So what do you do in your downtime? If for some reason you don’t enjoy the most impeccable customization options Need For Speed has offered since the Underground series, Fortune Valley is also loaded with 100 collectible poker chips and 30 billboards just begging to be smashed at high speeds. Completing a series of races and defeating other crews will also unlock the locations of derelict parts: find all the parts and you can build yourself a new car from scratch and assign it to any one of the five styles, giving you a lot more freedom of customization. Hunting for derelict parts is fun, as you are only provided with a small hand-drawn map; you’ll need to find the exact location on your own and it’s a great chance to just go for a drive and enjoy the music. Still looking to go fast? Racers from competing crews can be challenged to Outrun races in the open world and will seriously push you to test your skills.
“It can feel like a bit of a drag at times unless you enjoy cruising the open world.”
While you’ll feel the police presence during the story, I found them to be oddly absent in free roam which was a bit of a downer. Taking out an enemy vehicle – especially during a runner mission – will result in an action movie slow-mo camera that is just awesome to watch and gets your heart going. The soundtrack during races is high energy, high-intensity stuff that gets you seriously pumped, however outside of a race is noticeably toned down. Need For Speed Payback is excellent at offering these adrenaline-fueled moments, however, in between it can feel like a bit of a drag unless you enjoy simply cruising the open world.
Need For Speed Payback is a stark improvement over 2015’s entry in the series, adding likable characters, an enjoyable if not formulaic story, user-friendly tuning, and the best bits and pieces from the previous games rolled into one. Where Payback falters, however, is its misuse of compelling characters, lack of police force, and an open world which – while beautiful – only has about 1/8th of it in the city, leaving most of your driving to be an extended scenic route.

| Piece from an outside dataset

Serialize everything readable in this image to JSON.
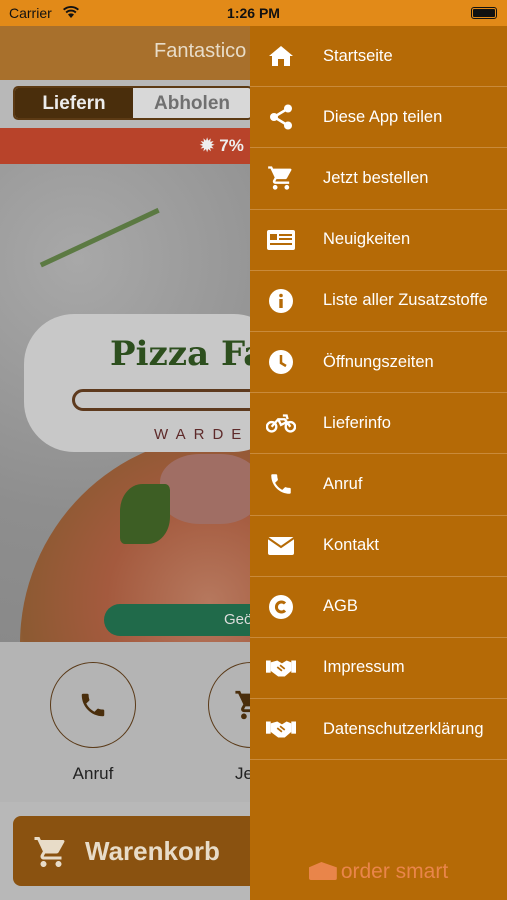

It’s a step in the right direction for Need For Speed with just a few too many missteps. If you enjoyed Underground or Most Wanted, Payback will be right up your alley.
*** PS4 code provided by the publisher ***
- Likable characters
- Loads of customization
- Fantastic handling
- Huge action sequences
- Police nearly absent
- Predictable story
- Empty open world